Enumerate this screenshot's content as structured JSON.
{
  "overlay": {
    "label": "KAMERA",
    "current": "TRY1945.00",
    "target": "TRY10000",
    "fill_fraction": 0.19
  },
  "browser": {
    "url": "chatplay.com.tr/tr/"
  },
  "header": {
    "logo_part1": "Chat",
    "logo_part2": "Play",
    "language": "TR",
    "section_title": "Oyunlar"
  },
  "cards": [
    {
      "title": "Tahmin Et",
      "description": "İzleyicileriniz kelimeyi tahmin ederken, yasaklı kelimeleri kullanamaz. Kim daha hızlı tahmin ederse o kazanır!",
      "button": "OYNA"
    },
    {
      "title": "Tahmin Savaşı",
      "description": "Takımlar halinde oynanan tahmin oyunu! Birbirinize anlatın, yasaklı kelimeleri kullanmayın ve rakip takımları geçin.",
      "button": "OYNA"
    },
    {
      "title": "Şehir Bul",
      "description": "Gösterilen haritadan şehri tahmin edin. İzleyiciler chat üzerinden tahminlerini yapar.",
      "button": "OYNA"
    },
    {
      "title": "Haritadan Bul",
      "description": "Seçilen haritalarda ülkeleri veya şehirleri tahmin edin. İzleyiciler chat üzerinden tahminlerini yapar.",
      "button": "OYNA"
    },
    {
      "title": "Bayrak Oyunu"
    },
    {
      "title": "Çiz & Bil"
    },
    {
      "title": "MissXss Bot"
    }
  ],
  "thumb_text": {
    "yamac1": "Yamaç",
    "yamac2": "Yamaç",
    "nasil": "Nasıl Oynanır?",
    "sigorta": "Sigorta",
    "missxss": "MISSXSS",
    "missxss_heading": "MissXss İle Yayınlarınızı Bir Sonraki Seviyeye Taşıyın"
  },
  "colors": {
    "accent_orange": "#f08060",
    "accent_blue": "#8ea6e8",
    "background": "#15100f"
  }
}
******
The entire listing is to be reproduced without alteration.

Answer to this exercise:
Enumerate this screenshot's content as structured JSON.
{
  "overlay": {
    "label": "KAMERA",
    "current": "TRY1945.00",
    "target": "TRY10000",
    "fill_fraction": 0.19
  },
  "browser": {
    "url": "chatplay.com.tr/tr/"
  },
  "header": {
    "logo_part1": "Chat",
    "logo_part2": "Play",
    "language": "TR",
    "section_title": "Oyunlar"
  },
  "cards": [
    {
      "title": "Tahmin Et",
      "description": "İzleyicileriniz kelimeyi tahmin ederken, yasaklı kelimeleri kullanamaz. Kim daha hızlı tahmin ederse o kazanır!",
      "button": "OYNA"
    },
    {
      "title": "Tahmin Savaşı",
      "description": "Takımlar halinde oynanan tahmin oyunu! Birbirinize anlatın, yasaklı kelimeleri kullanmayın ve rakip takımları geçin.",
      "button": "OYNA"
    },
    {
      "title": "Şehir Bul",
      "description": "Gösterilen haritadan şehri tahmin edin. İzleyiciler chat üzerinden tahminlerini yapar.",
      "button": "OYNA"
    },
    {
      "title": "Haritadan Bul",
      "description": "Seçilen haritalarda ülkeleri veya şehirleri tahmin edin. İzleyiciler chat üzerinden tahminlerini yapar.",
      "button": "OYNA"
    },
    {
      "title": "Bayrak Oyunu"
    },
    {
      "title": "Çiz & Bil"
    },
    {
      "title": "MissXss Bot"
    }
  ],
  "thumb_text": {
    "yamac1": "Yamaç",
    "yamac2": "Yamaç",
    "nasil": "Nasıl Oynanır?",
    "sigorta": "Sigorta",
    "missxss": "MISSXSS",
    "missxss_heading": "MissXss İle Yayınlarınızı Bir Sonraki Seviyeye Taşıyın"
  },
  "colors": {
    "accent_orange": "#f08060",
    "accent_blue": "#8ea6e8",
    "background": "#15100f"
  }
}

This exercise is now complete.